*** INPUT DATA

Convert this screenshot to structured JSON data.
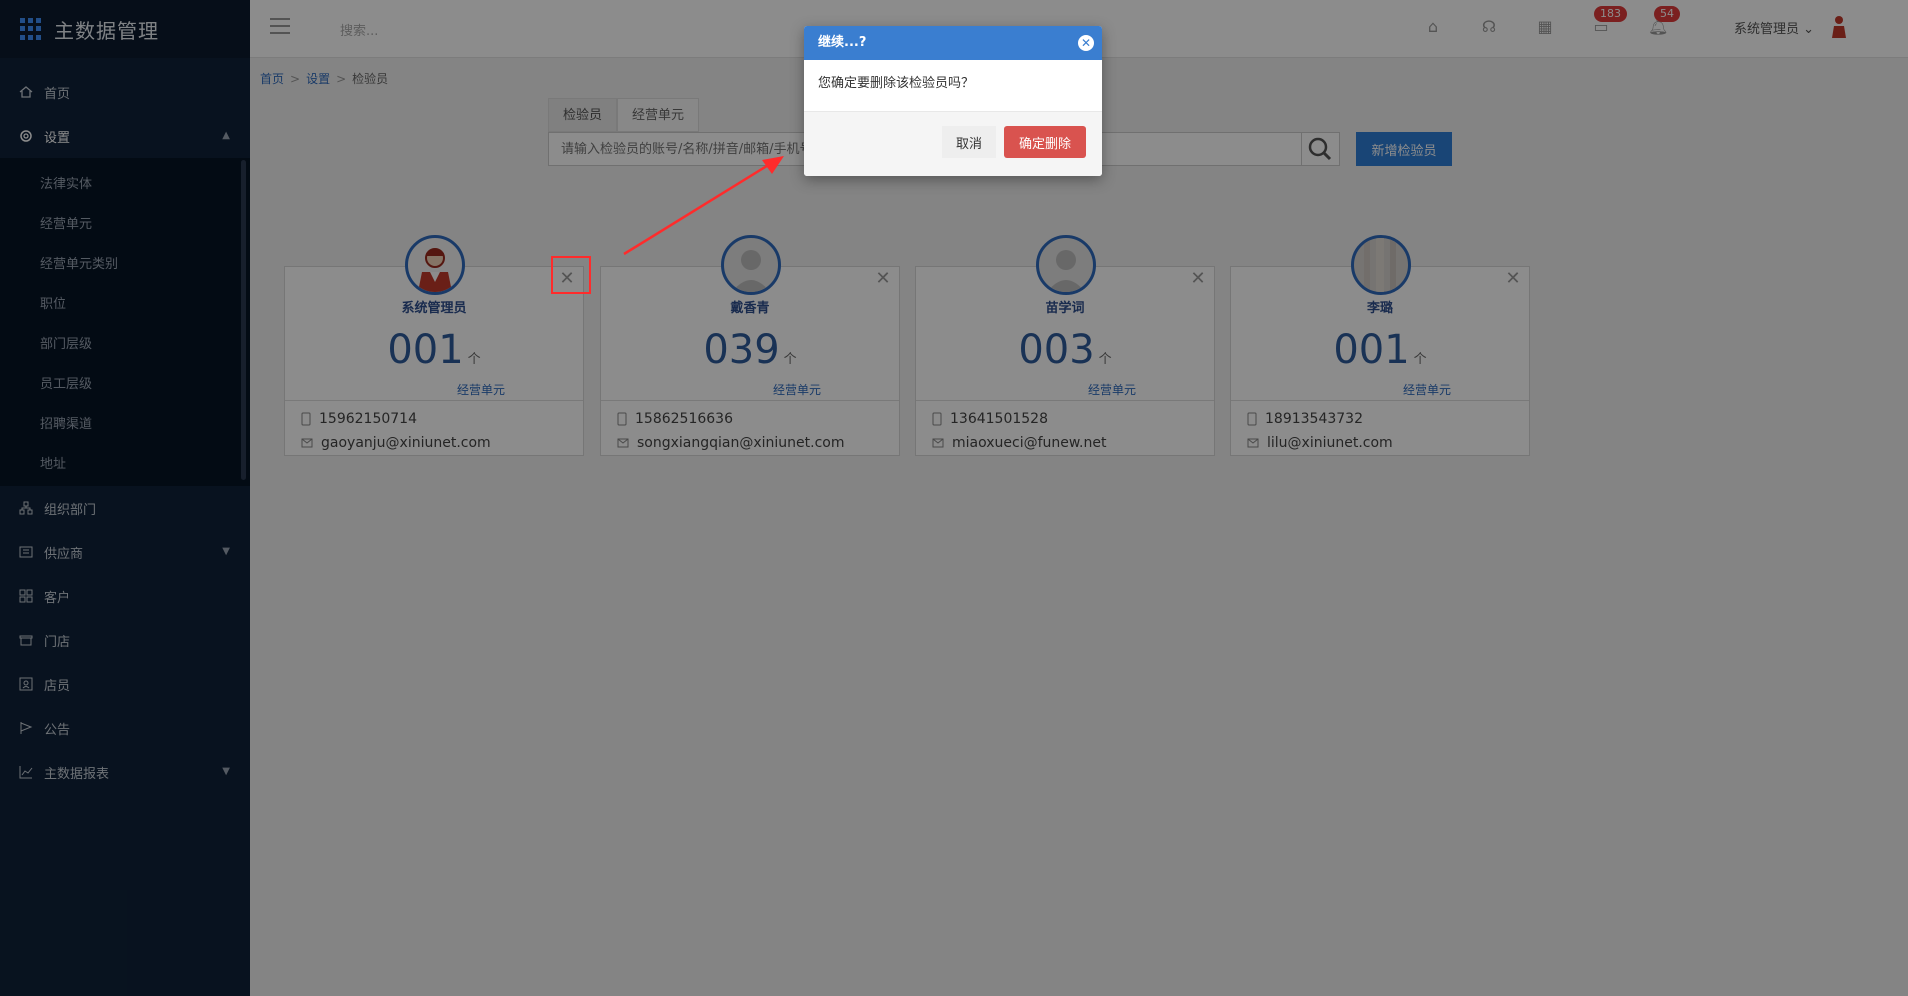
{
  "app": {
    "title": "主数据管理"
  },
  "sidebar": {
    "items": [
      {
        "label": "首页",
        "icon": "home-icon"
      },
      {
        "label": "设置",
        "icon": "gear-icon",
        "expanded": true
      },
      {
        "label": "组织部门",
        "icon": "org-icon"
      },
      {
        "label": "供应商",
        "icon": "supplier-icon"
      },
      {
        "label": "客户",
        "icon": "customer-icon"
      },
      {
        "label": "门店",
        "icon": "store-icon"
      },
      {
        "label": "店员",
        "icon": "clerk-icon"
      },
      {
        "label": "公告",
        "icon": "notice-icon"
      },
      {
        "label": "主数据报表",
        "icon": "chart-icon"
      }
    ],
    "settings_sub": [
      "法律实体",
      "经营单元",
      "经营单元类别",
      "职位",
      "部门层级",
      "员工层级",
      "招聘渠道",
      "地址"
    ]
  },
  "header": {
    "search_placeholder": "搜索...",
    "badge_messages": "183",
    "badge_alerts": "54",
    "user_name": "系统管理员"
  },
  "breadcrumb": {
    "home": "首页",
    "settings": "设置",
    "current": "检验员",
    "sep": ">"
  },
  "tabs": [
    "检验员",
    "经营单元"
  ],
  "search": {
    "placeholder": "请输入检验员的账号/名称/拼音/邮箱/手机号"
  },
  "add_button": "新增检验员",
  "cards": [
    {
      "name": "系统管理员",
      "count": "001",
      "unit": "个",
      "unit_label": "经营单元",
      "phone": "15962150714",
      "email": "gaoyanju@xiniunet.com"
    },
    {
      "name": "戴香青",
      "count": "039",
      "unit": "个",
      "unit_label": "经营单元",
      "phone": "15862516636",
      "email": "songxiangqian@xiniunet.com"
    },
    {
      "name": "苗学词",
      "count": "003",
      "unit": "个",
      "unit_label": "经营单元",
      "phone": "13641501528",
      "email": "miaoxueci@funew.net"
    },
    {
      "name": "李璐",
      "count": "001",
      "unit": "个",
      "unit_label": "经营单元",
      "phone": "18913543732",
      "email": "lilu@xiniunet.com"
    }
  ],
  "dialog": {
    "title": "继续...?",
    "message": "您确定要删除该检验员吗？",
    "cancel": "取消",
    "confirm": "确定删除"
  },
  "colors": {
    "sidebar": "#0f2239",
    "accent": "#2f7fd8",
    "danger": "#d9534f",
    "dialog_header": "#3a7ed0"
  }
}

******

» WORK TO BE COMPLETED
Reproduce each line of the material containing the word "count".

» WRITTEN SOLUTION
      "count": "001",
      "count": "039",
      "count": "003",
      "count": "001",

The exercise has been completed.